With no line omitted, restate the records below exactly as they appear.

** Opening INFORMATION SUPPLIED block **

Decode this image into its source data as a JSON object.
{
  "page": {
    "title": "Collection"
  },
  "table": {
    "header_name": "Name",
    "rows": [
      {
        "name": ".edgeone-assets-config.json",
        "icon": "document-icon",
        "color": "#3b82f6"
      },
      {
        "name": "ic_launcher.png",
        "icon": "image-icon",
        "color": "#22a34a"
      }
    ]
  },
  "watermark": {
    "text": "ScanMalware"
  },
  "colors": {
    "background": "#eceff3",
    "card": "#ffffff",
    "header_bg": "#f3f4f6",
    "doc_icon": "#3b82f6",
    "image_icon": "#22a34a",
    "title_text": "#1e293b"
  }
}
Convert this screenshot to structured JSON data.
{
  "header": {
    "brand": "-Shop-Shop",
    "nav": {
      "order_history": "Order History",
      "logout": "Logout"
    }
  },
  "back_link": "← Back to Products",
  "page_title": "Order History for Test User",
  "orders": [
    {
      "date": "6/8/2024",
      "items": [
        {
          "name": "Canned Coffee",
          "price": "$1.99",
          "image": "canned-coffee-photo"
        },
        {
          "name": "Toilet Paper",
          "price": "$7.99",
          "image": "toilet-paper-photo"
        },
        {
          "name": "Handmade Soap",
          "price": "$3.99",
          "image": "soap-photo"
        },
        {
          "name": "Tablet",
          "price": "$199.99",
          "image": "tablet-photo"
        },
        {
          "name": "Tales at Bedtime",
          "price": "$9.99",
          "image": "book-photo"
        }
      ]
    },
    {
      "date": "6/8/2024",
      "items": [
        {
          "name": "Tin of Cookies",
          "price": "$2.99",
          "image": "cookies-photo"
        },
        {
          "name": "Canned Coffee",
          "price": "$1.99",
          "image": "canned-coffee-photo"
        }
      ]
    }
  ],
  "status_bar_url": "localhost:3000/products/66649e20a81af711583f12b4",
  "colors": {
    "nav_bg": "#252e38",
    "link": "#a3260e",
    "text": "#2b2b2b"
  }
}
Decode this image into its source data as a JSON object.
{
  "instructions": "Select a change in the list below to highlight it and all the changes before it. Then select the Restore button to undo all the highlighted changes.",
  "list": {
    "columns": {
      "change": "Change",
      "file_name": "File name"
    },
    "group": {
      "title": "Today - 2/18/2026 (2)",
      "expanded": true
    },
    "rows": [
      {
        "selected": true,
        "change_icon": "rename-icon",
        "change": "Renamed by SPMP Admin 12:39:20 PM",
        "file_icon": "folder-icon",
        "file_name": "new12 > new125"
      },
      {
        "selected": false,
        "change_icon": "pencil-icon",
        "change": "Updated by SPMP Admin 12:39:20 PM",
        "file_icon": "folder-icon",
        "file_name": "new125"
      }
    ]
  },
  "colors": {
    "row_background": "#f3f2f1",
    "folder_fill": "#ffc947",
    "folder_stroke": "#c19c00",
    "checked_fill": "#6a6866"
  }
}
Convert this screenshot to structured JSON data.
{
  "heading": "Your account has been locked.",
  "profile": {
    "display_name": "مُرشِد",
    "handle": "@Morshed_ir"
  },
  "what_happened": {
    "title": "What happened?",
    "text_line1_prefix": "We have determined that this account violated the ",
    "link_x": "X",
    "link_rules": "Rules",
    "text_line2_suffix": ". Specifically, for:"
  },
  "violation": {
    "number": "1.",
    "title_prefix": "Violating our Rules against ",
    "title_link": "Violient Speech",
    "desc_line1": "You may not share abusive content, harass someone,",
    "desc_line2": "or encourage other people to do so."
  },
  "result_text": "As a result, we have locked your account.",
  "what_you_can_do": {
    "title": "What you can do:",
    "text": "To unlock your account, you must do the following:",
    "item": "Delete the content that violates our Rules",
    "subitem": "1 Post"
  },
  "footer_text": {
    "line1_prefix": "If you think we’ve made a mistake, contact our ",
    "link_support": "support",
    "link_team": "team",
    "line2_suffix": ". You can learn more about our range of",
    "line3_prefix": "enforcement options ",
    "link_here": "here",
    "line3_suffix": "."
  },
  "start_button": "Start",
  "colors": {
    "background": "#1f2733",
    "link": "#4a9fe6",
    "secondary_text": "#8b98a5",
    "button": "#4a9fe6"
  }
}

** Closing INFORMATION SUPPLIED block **

ANSWER BOX -
Decode this image into its source data as a JSON object.
{
  "page": {
    "title": "Collection"
  },
  "table": {
    "header_name": "Name",
    "rows": [
      {
        "name": ".edgeone-assets-config.json",
        "icon": "document-icon",
        "color": "#3b82f6"
      },
      {
        "name": "ic_launcher.png",
        "icon": "image-icon",
        "color": "#22a34a"
      }
    ]
  },
  "watermark": {
    "text": "ScanMalware"
  },
  "colors": {
    "background": "#eceff3",
    "card": "#ffffff",
    "header_bg": "#f3f4f6",
    "doc_icon": "#3b82f6",
    "image_icon": "#22a34a",
    "title_text": "#1e293b"
  }
}
Convert this screenshot to structured JSON data.
{
  "header": {
    "brand": "-Shop-Shop",
    "nav": {
      "order_history": "Order History",
      "logout": "Logout"
    }
  },
  "back_link": "← Back to Products",
  "page_title": "Order History for Test User",
  "orders": [
    {
      "date": "6/8/2024",
      "items": [
        {
          "name": "Canned Coffee",
          "price": "$1.99",
          "image": "canned-coffee-photo"
        },
        {
          "name": "Toilet Paper",
          "price": "$7.99",
          "image": "toilet-paper-photo"
        },
        {
          "name": "Handmade Soap",
          "price": "$3.99",
          "image": "soap-photo"
        },
        {
          "name": "Tablet",
          "price": "$199.99",
          "image": "tablet-photo"
        },
        {
          "name": "Tales at Bedtime",
          "price": "$9.99",
          "image": "book-photo"
        }
      ]
    },
    {
      "date": "6/8/2024",
      "items": [
        {
          "name": "Tin of Cookies",
          "price": "$2.99",
          "image": "cookies-photo"
        },
        {
          "name": "Canned Coffee",
          "price": "$1.99",
          "image": "canned-coffee-photo"
        }
      ]
    }
  ],
  "status_bar_url": "localhost:3000/products/66649e20a81af711583f12b4",
  "colors": {
    "nav_bg": "#252e38",
    "link": "#a3260e",
    "text": "#2b2b2b"
  }
}
Decode this image into its source data as a JSON object.
{
  "instructions": "Select a change in the list below to highlight it and all the changes before it. Then select the Restore button to undo all the highlighted changes.",
  "list": {
    "columns": {
      "change": "Change",
      "file_name": "File name"
    },
    "group": {
      "title": "Today - 2/18/2026 (2)",
      "expanded": true
    },
    "rows": [
      {
        "selected": true,
        "change_icon": "rename-icon",
        "change": "Renamed by SPMP Admin 12:39:20 PM",
        "file_icon": "folder-icon",
        "file_name": "new12 > new125"
      },
      {
        "selected": false,
        "change_icon": "pencil-icon",
        "change": "Updated by SPMP Admin 12:39:20 PM",
        "file_icon": "folder-icon",
        "file_name": "new125"
      }
    ]
  },
  "colors": {
    "row_background": "#f3f2f1",
    "folder_fill": "#ffc947",
    "folder_stroke": "#c19c00",
    "checked_fill": "#6a6866"
  }
}
Convert this screenshot to structured JSON data.
{
  "heading": "Your account has been locked.",
  "profile": {
    "display_name": "مُرشِد",
    "handle": "@Morshed_ir"
  },
  "what_happened": {
    "title": "What happened?",
    "text_line1_prefix": "We have determined that this account violated the ",
    "link_x": "X",
    "link_rules": "Rules",
    "text_line2_suffix": ". Specifically, for:"
  },
  "violation": {
    "number": "1.",
    "title_prefix": "Violating our Rules against ",
    "title_link": "Violient Speech",
    "desc_line1": "You may not share abusive content, harass someone,",
    "desc_line2": "or encourage other people to do so."
  },
  "result_text": "As a result, we have locked your account.",
  "what_you_can_do": {
    "title": "What you can do:",
    "text": "To unlock your account, you must do the following:",
    "item": "Delete the content that violates our Rules",
    "subitem": "1 Post"
  },
  "footer_text": {
    "line1_prefix": "If you think we’ve made a mistake, contact our ",
    "link_support": "support",
    "link_team": "team",
    "line2_suffix": ". You can learn more about our range of",
    "line3_prefix": "enforcement options ",
    "link_here": "here",
    "line3_suffix": "."
  },
  "start_button": "Start",
  "colors": {
    "background": "#1f2733",
    "link": "#4a9fe6",
    "secondary_text": "#8b98a5",
    "button": "#4a9fe6"
  }
}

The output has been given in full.